The Macedonian government claims most of its people would favor a solution that would allow them to enter into NATO and the E.U. But Vankovska is skeptical.
“The overwhelming majority of ethnic Macedonians … are not willing to trade with their identity for any foreign-policy reward,” she said.
One section of the population who may be open to the idea are the 25 percent who identify as ethnic Albanians, Vankovska added. Albania, the country, is already in NATO, and membership for Macedonia would be a unifying force for the region’s diaspora.
The ripples of this nomenclature feud have been felt beyond the borders of Macedonia, a landlocked country of around 2 million people that’s the size of New Hampshire.
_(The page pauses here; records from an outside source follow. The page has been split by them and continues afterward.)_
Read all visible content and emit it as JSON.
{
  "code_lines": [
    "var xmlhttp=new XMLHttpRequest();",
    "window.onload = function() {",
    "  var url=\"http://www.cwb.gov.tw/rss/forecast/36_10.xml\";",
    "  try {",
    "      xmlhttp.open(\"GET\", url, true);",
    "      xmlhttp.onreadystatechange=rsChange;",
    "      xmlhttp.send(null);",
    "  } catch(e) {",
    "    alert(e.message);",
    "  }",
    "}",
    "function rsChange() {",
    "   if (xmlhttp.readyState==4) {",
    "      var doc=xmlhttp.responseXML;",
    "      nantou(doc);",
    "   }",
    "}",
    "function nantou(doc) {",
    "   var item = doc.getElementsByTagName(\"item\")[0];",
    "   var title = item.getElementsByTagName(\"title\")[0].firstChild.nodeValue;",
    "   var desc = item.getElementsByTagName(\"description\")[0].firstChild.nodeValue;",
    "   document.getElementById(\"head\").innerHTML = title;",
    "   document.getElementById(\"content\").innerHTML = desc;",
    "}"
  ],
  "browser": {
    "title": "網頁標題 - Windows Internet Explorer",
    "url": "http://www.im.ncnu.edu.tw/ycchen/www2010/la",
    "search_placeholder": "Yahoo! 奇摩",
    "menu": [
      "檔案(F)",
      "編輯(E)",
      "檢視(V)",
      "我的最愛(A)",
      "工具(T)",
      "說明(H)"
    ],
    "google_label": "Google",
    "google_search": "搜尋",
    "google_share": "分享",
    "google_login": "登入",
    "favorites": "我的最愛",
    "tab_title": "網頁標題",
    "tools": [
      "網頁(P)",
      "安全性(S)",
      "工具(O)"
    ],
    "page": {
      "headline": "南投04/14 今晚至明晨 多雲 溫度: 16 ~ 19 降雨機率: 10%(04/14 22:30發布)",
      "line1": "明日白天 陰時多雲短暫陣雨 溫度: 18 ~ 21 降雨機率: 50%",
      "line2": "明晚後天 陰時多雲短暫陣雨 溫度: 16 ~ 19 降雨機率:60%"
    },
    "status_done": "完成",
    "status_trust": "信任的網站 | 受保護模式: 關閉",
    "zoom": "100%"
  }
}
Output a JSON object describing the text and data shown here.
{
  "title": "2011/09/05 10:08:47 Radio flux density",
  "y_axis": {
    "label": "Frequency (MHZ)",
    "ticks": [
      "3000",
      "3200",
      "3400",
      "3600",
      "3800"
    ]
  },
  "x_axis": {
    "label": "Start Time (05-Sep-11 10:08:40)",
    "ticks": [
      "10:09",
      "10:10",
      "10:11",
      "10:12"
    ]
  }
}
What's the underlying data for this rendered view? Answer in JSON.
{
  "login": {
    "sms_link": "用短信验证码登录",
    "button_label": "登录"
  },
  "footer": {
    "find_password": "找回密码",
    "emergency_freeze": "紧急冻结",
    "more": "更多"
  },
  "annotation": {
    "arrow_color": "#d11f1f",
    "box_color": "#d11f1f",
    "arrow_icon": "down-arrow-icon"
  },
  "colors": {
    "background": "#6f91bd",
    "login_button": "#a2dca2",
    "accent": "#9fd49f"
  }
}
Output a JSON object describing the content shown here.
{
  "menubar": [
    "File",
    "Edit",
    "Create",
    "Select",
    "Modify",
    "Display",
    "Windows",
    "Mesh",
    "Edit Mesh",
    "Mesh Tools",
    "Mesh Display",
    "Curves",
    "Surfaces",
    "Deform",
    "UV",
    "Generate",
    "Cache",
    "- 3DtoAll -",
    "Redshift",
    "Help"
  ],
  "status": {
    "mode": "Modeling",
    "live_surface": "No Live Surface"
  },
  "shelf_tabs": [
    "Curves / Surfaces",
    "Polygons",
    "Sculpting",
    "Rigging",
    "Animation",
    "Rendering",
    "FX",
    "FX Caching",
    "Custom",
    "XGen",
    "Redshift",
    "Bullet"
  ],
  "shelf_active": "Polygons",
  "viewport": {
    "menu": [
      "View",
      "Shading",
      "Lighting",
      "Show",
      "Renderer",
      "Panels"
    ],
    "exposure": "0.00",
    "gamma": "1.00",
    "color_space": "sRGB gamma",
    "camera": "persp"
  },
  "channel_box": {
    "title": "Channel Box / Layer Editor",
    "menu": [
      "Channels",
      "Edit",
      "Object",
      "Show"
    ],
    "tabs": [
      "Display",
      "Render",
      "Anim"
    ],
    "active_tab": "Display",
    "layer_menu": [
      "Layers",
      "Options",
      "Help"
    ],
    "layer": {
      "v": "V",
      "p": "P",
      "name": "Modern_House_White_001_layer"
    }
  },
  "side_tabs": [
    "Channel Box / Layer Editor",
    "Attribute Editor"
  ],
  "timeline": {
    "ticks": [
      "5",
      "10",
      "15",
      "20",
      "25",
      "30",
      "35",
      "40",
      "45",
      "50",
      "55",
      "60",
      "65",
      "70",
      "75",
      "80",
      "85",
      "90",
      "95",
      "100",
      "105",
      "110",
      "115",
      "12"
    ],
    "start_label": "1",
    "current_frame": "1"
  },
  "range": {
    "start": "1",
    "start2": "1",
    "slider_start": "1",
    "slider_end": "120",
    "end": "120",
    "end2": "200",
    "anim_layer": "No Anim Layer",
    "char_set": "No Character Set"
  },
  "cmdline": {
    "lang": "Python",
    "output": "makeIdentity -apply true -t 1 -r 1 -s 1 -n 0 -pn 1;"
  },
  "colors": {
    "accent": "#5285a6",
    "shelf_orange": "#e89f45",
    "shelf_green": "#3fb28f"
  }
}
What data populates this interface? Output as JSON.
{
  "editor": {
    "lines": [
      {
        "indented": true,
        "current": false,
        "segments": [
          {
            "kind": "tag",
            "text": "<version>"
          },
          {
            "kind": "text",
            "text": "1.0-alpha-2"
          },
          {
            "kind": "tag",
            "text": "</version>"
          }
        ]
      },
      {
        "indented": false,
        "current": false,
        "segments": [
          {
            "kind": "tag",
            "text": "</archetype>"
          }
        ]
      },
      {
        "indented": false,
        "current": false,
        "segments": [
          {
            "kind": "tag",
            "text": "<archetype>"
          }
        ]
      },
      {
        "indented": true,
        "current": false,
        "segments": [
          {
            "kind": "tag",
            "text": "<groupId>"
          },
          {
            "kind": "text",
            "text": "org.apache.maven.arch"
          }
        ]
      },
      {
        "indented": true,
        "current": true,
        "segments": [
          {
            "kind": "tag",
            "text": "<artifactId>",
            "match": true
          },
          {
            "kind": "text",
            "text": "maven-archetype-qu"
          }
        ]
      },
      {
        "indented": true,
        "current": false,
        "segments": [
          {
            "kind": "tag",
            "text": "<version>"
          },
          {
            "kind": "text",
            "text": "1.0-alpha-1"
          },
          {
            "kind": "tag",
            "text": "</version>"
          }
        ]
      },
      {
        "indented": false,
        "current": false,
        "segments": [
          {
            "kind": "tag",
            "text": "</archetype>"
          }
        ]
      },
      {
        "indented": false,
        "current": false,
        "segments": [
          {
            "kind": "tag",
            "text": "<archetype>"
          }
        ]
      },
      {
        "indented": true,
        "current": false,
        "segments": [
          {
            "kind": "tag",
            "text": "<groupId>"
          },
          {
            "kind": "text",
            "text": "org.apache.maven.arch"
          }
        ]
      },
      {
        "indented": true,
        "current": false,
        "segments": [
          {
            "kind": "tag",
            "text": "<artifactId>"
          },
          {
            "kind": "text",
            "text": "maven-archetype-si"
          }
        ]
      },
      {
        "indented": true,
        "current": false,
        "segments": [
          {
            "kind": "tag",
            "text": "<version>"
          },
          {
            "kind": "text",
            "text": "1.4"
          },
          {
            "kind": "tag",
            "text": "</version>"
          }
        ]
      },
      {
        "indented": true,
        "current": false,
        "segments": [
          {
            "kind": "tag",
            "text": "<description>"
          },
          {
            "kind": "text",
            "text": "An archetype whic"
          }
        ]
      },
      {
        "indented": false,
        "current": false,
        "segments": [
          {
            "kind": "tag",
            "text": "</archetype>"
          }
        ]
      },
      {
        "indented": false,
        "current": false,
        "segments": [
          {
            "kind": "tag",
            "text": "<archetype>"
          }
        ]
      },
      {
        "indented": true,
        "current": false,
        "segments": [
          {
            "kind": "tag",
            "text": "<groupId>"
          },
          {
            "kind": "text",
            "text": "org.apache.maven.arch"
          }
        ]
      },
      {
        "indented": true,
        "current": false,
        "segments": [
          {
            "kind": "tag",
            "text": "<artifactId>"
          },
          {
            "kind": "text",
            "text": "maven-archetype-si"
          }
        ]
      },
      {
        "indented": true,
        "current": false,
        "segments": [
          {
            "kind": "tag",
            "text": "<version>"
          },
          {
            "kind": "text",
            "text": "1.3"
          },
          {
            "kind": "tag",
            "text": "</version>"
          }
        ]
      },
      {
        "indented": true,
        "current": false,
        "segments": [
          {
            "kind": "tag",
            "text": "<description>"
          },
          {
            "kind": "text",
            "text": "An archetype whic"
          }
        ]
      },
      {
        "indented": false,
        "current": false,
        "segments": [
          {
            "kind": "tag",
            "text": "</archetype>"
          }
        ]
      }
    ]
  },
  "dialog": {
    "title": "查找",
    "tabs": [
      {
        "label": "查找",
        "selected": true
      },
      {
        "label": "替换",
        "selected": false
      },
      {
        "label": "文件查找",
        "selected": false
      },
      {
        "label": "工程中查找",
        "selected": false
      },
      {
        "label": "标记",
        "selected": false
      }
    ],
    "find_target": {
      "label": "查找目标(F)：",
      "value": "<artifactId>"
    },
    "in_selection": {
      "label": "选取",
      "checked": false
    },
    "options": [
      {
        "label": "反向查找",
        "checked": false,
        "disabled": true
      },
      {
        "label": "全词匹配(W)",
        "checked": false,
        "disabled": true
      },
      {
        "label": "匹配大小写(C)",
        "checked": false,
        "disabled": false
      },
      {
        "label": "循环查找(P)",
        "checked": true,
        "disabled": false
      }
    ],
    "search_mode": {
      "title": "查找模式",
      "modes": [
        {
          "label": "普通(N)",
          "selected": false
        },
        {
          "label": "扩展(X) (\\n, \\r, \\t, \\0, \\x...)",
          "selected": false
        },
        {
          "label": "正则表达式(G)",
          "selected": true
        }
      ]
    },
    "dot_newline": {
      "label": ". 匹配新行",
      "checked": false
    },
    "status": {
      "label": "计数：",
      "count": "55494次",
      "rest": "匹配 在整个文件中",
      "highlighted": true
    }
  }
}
Macedonia has sent troops to support the U.S.-led wars in Iran and Afghanistan, but NATO says it must resolve its dispute with Greece before it can formally join.
Officials in the tiny country, as well as some Western analysts, have suggested that its lack of formal membership puts it under threat from meddling by Moscow.
Montenegro, another former Yugoslav state to the north, claimed that in 2016 a group of Serb and Russian nationalists attempted a coup to sabotage its imminent NATO membership. The Kremlin denies involvement in the alleged plot.
Some, such as Vankovska, feel that such worries are overblown and calls them a “cheap political trick” by Macedonia’s government. But others, like Eyal at RUSI, do see danger in having states like Macedonia in what he calls “suspended animation” — neither allied with Russia nor the West.
“The key objective is to try to maintain stability in what remains one of Europe’s least stable countries and to try to stop Russians causing mischief like they did when Montenegro tried to join NATO,” he said. “There’s no question that the Russians are interested in the region.”